My body knows, it’s in my DNA. The waiting and expectation while also dealing with all things Holiday season. Christmas is my favorite. I love this time of year, despite the tension, and I forego all other holidays to focus my attention on this one. I love it.
Yet, the Advent season is more than Christmas. The Advent season carries with it expectation, longing, wonder – so many things in tension. And many days I have to just sit with it. I have to hold it. I have to hold the transition of Advent.
Transition is ever-present in my life these days. Transition with family, my second child awaiting replies from colleges. Transition with church, anticipating a new job description and responsibilities in the upcoming year. Transition with my spiritual life, learning to let go of expectations and the way it’s always been done. Transition as a citizen, observing the impeachment proceedings knowing we are in an historic time as a nation.
When I’m in transition, I forget. I forget it is only temporary. The darkness and difficulty of transition can be disorienting, like a dark night of the soul, or the pain of grief. But usually transition leads to life, resurrection, birth. This is the cycle of life and change and all things that make us human.
I’m reminded of the cold January night when I was in labor with Claire. Much of my family drove in to await her birth. And sure enough, in typical Claire fashion, she decided January 5 was her day. It’s not normal for babies to show up on their exact due day (whatever that is), but again, Claire is not a normal kid, and here we were.
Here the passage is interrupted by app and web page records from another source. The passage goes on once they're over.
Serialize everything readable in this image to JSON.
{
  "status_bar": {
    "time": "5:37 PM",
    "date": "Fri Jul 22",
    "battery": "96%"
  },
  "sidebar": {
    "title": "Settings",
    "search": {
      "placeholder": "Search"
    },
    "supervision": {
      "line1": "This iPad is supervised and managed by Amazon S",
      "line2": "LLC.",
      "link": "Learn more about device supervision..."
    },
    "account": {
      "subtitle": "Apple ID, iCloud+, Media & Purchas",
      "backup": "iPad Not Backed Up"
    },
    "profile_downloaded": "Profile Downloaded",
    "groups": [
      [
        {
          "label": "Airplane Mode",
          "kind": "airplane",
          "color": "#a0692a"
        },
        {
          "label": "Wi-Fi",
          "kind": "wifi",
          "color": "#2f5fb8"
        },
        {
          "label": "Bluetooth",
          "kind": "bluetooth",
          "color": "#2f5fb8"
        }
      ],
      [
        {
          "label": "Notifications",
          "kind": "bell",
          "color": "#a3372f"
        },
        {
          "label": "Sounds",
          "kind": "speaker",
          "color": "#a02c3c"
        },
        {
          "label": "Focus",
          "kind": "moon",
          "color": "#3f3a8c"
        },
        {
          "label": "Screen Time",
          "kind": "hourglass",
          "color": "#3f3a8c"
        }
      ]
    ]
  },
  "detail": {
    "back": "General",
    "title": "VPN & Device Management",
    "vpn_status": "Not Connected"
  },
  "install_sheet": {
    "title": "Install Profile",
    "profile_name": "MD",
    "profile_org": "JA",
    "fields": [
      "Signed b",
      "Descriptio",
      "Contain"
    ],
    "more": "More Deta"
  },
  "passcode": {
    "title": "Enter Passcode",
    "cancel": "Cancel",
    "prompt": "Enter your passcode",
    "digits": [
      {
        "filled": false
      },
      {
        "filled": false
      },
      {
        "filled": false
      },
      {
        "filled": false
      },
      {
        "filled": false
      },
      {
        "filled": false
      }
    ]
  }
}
On this dark Saturday night, everyone was gone except my mom and two-year-old Brooks. As Eric and I prepared our trek to Boulder in the snow, I knew this was the end of the life I had known. Once I exited my tiny, Old Town Longmont home, my life would never be the same. Our little family’s life would never be the same.
I waddled over to Brooks, two watches strapped to my wrist in a feeble attempt to accurately record my contractions. I bent over as best as I could, holding him, kissing him, and crying. The grief of change, holding the tension of losing my former life and anticipating my new life overwhelmed me.
Transitions hurt. Advent hurts.
Wherever you find yourself in this season, please know you’re not alone. This Advent, while fun and celebratory, can also be difficult and confusing and weird, as we hold what was, what is, and what will be.
And yes, the coming Christ child is everything, but He’s really hard to pin down. You know, being all of all the things, being I AM, being the beginning and the end, being Emmanuel – God with Us. It’s a lot.
And it’s okay to be a little bit miserable and little bit happy all at the same time.